A change in drinking habits – Changes in your cat’s thirst may indicate an unbalanced micronutrient content in their diet among other things. Excessive drinking can also be a sign of Diabetes Mellitus, a chronic health condition discussed in more detail below.

Signs of pain – Gastrointestinal discomfort or pain may lead to your cat behaving unusually, for example hiding more, seeming less pleased to have attention, or being more vocal than usual. If you suspect pain in your pet, no matter the cause, always seek veterinary advice as soon as possible to avoid them suffering unnecessarily.

Chronic Health Conditions and a Shorter Life Span

One example of a chronic health condition caused by poor diet is Diabetes Mellitus mentioned briefly above. Diabetes is caused when the cat’s body is unable to control its blood sugar levels via insulin produced by the pancreas. This may be due to a lack of insulin being produced (Type 1 diabetes) or the body becoming resistant to it (Type 2 diabetes). Diabetes in cats can lead to loss of sight, kidney failure, and arthritis and should be avoided where possible at all costs via support from a balanced diet and not allowing your cat to become overweight.

Another example of a chronic health condition in cats caused by poor diet is dilated cardiomyopathy due to taurine deficiency. Taurine is an essential amino acid to felines and therefore is an essential component in their diets. This deficiency was once common in cats, however, it is much less common these days thanks to supplementation in all complete cat food diets. However, be aware that this health condition is still an issue for cats if homemade or raw diets are fed without appropriate supplementation.

A poor diet does not support a cat’s health and immunity and can be responsible for disease states which may shorten the lifespan of your pet. By providing your cat with a balanced, nutritious diet and keeping them at a healthy weight you can promote the longevity of your pet and perhaps more importantly the quality of their life.
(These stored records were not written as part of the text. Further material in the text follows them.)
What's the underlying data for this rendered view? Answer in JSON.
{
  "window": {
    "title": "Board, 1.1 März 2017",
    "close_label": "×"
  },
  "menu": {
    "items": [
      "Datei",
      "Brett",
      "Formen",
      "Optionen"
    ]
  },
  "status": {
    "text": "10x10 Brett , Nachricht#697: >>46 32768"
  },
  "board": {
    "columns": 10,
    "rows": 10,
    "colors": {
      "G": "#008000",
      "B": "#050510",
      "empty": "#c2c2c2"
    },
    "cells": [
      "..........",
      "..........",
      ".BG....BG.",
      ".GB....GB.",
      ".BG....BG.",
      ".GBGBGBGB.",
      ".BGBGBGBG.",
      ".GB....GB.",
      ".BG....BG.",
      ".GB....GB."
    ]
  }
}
There are several signs that a cat may not be receiving an appropriate diet to support their health, however, this article is not an exhaustive list and does not suggest that there are not other causes for the signs mentioned here. 

If you notice any signs of sub-optimal health in your pet it is always best to speak to a veterinary professional. Equally, if you have any concerns about the quality or nutritional content of your pet’s food, then responsible pet food manufacturers should be willing and able to assist with any questions and queries you may have.

People’s Dispensary for Sick Animals (2020) PAW REPORT 2020: The essential insight into the wellbeing of UK pets (10th Ed.) [online]. Available at: https://www.pdsa.org.uk/media/10540/pdsa-paw-report-2020.pdf 
Rand, J. S., Fleeman, L. M., Farrow, H. A., Appleton, D. J., & Lederer, R. (2004). Canine and feline diabetes mellitus: nature or nurture? The Journal of Nutrition, 134(8), 2072S-2080S.